Traditionally, people use their own dedicated servers and other devices for storing data. This, however, has been supplanted with centralized-shared services, one of which is cloud computing. It’s an on-demand service that allows you to consume resources, mostly for storage and computing, without having to physically maintain any of them. You may also connect to it remotely and utilize it however you like.
One of the best methods to take advantage of the full power of cloud computing is by using Amazon Web Services (AWS), which aids in the efficient management of your storage and resources.

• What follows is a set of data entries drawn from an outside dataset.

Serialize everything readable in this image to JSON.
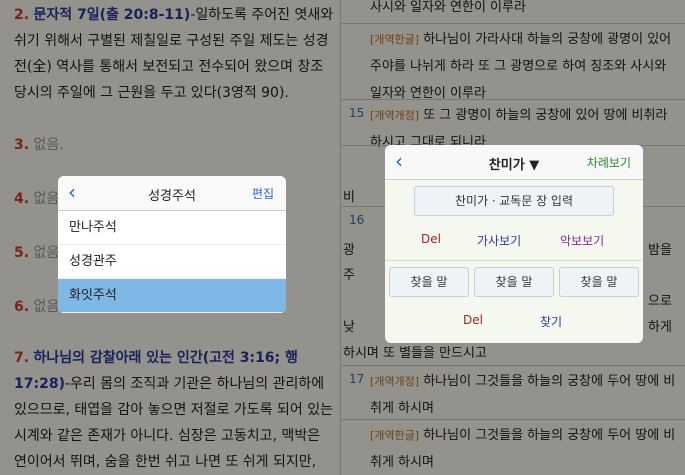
{
  "left_pane": {
    "note2_num": "2.",
    "note2_head": "문자적 7일(출 20:8-11)",
    "note2_text": "-일하도록 주어진 엿새와 쉬기 위해서 구별된 제칠일로 구성된 주일 제도는 성경 전(全) 역사를 통해서 보전되고 전수되어 왔으며 창조 당시의 주일에 그 근원을 두고 있다(3영적 90).",
    "note3_num": "3.",
    "note3_text": "없음.",
    "note4_num": "4.",
    "note4_text": "없음.",
    "note5_num": "5.",
    "note5_text": "없음.",
    "note6_num": "6.",
    "note6_text": "없음.",
    "note7_num": "7.",
    "note7_head": "하나님의 감찰아래 있는 인간(고전 3:16; 행 17:28)",
    "note7_text": "-우리 몸의 조직과 기관은 하나님의 관리하에 있으므로, 태엽을 감아 놓으면 저절로 가도록 되어 있는 시계와 같은 존재가 아니다. 심장은 고동치고, 맥박은 연이어서 뛰며, 숨을 한번 쉬고 나면 또 쉬게 되지만,"
  },
  "right_pane": {
    "rows": [
      {
        "num": "",
        "tag": "",
        "text": "사시와 일자와 연한이 이루라"
      },
      {
        "num": "",
        "tag": "[개역한글]",
        "text": "하나님이 가라사대 하늘의 궁창에 광명이 있어 주야를 나뉘게 하라 또 그 광명으로 하여 징조와 사시와 일자와 연한이 이루라"
      },
      {
        "num": "15",
        "tag": "[개역개정]",
        "text": "또 그 광명이 하늘의 궁창에 있어 땅에 비취라 하시고 그대로 되니라"
      },
      {
        "num": "17",
        "tag": "[개역개정]",
        "text": "하나님이 그것들을 하늘의 궁창에 두어 땅에 비취게 하시며"
      },
      {
        "num": "",
        "tag": "[개역한글]",
        "text": "하나님이 그것들을 하늘의 궁창에 두어 땅에 비취게 하시며"
      }
    ],
    "partial_bi": "비",
    "partial_16": "16",
    "partial_gwang": "광",
    "partial_ju": "주",
    "partial_bam": "밤을",
    "partial_euro": "으로",
    "partial_nat": "낮",
    "partial_hage": "하게",
    "partial_byeol": "하시며 또 별들을 만드시고"
  },
  "popup_commentary": {
    "back_icon": "‹",
    "title": "성경주석",
    "edit_label": "편집",
    "items": [
      "만나주석",
      "성경관주",
      "화잇주석"
    ],
    "selected_index": 2
  },
  "popup_hymn": {
    "back_icon": "‹",
    "title": "찬미가 ▼",
    "toc_label": "차례보기",
    "search_placeholder": "찬미가ㆍ교독문 장 입력",
    "del_label": "Del",
    "lyrics_label": "가사보기",
    "score_label": "악보보기",
    "find_labels": [
      "찾을 말",
      "찾을 말",
      "찾을 말"
    ],
    "del2_label": "Del",
    "find_label": "찾기"
  },
  "colors": {
    "accent_blue": "#2266cc",
    "note_red": "#d23a2a",
    "heading_blue": "#2a3a9c",
    "selected": "#7fb7e6"
  }
}
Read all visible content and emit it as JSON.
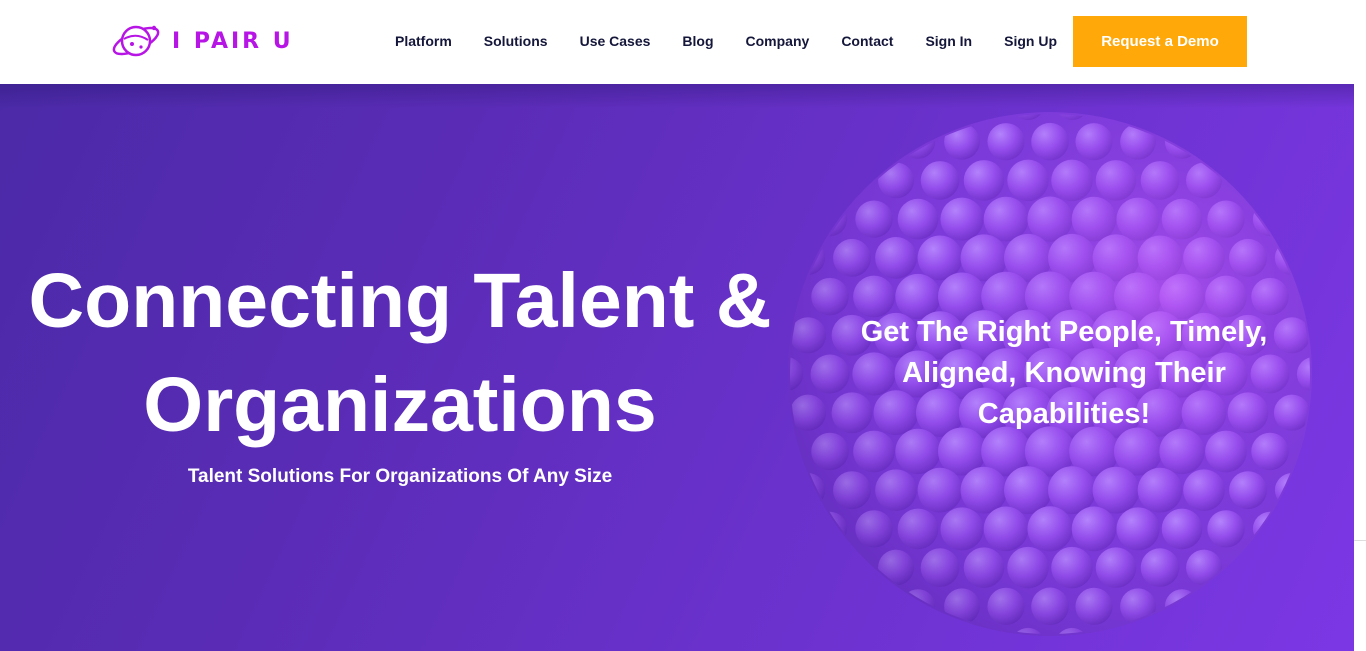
{
  "brand": {
    "name": "I PAIR U",
    "logo_icon": "planet-icon",
    "color": "#b714e6"
  },
  "nav": {
    "items": [
      "Platform",
      "Solutions",
      "Use Cases",
      "Blog",
      "Company",
      "Contact",
      "Sign In",
      "Sign Up"
    ],
    "cta": "Request a Demo",
    "cta_color": "#ffa80a"
  },
  "hero": {
    "title_line1": "Connecting Talent &",
    "title_line2": "Organizations",
    "subtitle": "Talent Solutions For Organizations Of Any Size",
    "tagline_line1": "Get The Right People, Timely,",
    "tagline_line2": "Aligned, Knowing Their",
    "tagline_line3": "Capabilities!",
    "background_color": "#5a2cb6",
    "decoration": "sphere-of-balls"
  }
}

For example, assume you have a MacBook but need a Windows system to run your software. You do not need to purchase any additional hardware for this. All you have to do is purchase the appropriate service from AWS and pay for the time you use it. Furthermore, if you no longer require it, you can simply cancel or stop it and you will not be charged.
What is Amazon Web Services?
Amazon Web Services (AWS) is a comprehensive and ever-changing cloud computing platform offered by Amazon. It comprises solutions such as infrastructure as a service (IaaS), platform as a service (PaaS), and packaged software as a service (SaaS). AWS services can also provide business tools such as processing power, database storage, and content distribution.
AWS was among the first to implement a pay-as-you-go cloud computing model, which grows to give users computing, storage, or throughput systems as needed. It also provides a wide range of tools and solutions for businesses and software developers, which may be utilized in data centers in up to 190 countries.
How Does Amazon Web Services Work?
AWS is divided into numerous services—each of which may be customized differently depending on your needs. The Amazon Web Services portfolio includes over 100 services, including computation, databases, infrastructure management, application development, and security.
These services are classified as follows:
- Storage Databases
- Data Management
- Hybrid Cloud
- Development Tools
- Big Data Management
- Artificial Intelligence
- Mobile Development
- Messages and Notification
Brief History of Amazon Web Services
Amazon Web Services was founded in 2000. The company intended to create Merchant.com, an e-commerce service that would assist third-party merchants in building online shopping sites on top of Amazon’s e-commerce engine.
It proved to be more difficult than they anticipated because many firms started with little regard for future requirements. This also made it difficult to segregate multiple services in order to create a centralized development platform that could be used by third parties.
At that time, Amazon made the first step in establishing AWS by grouping it into a collection of well-documented APIs. It not only aided in the easier development of Merchant.com but also serviced the internal developer audience.
Soon after, in 2003, the Amazon executive team was asked to define the company’s primary competencies. It became evident that its infrastructure services provided them with a significant edge. From there, the notion of combining infrastructure services and developer tools to create a pseudo-operating system for the internet arose.
It was conceivable to envision an infrastructure that was automated and standardized with web services that might call for greater resources. To achieve this, they separated different aspects of the infrastructure as operating system components and had developer-friendly tools to control them. In 2004, the company openly acknowledged the creation of AWS in a blog post.
Amazon Web Services was then made public on March 19, 2006. It first provided Simple Storage Service (S3) and Elastic Compute Cloud (EC2), with Simple Queue Service (SQS) coming shortly after. S3 and EC2 were introduced in Europe in 2009. The Elastic Block Store (EBS) was made public the same year, and a robust content delivery network (CDN), as well as Amazon Cloudfront, became formal features of the AWS service.
Before 2010, AWS’s cloud-ready services attracted cloud-ready clients and laid the groundwork for established relationships with other firms such as Dropbox, Netflix, and Reddit.
The Benefits of Using Amazon Web Services
Amazon Web Services has long been recognized as a market leader in cloud computing, as well as for its well-developed infrastructure and exceptional service delivery. It benefits the customer by offering low-cost services and is also simple to use, so the customer does not have to worry about servers, security, or databases.
The following are beneficial features of AWS including:
- Mobile-Friendly Access
- Serverless Cloud Functions
- Improved Databases
- Security and Compliance
- AWS Marketplace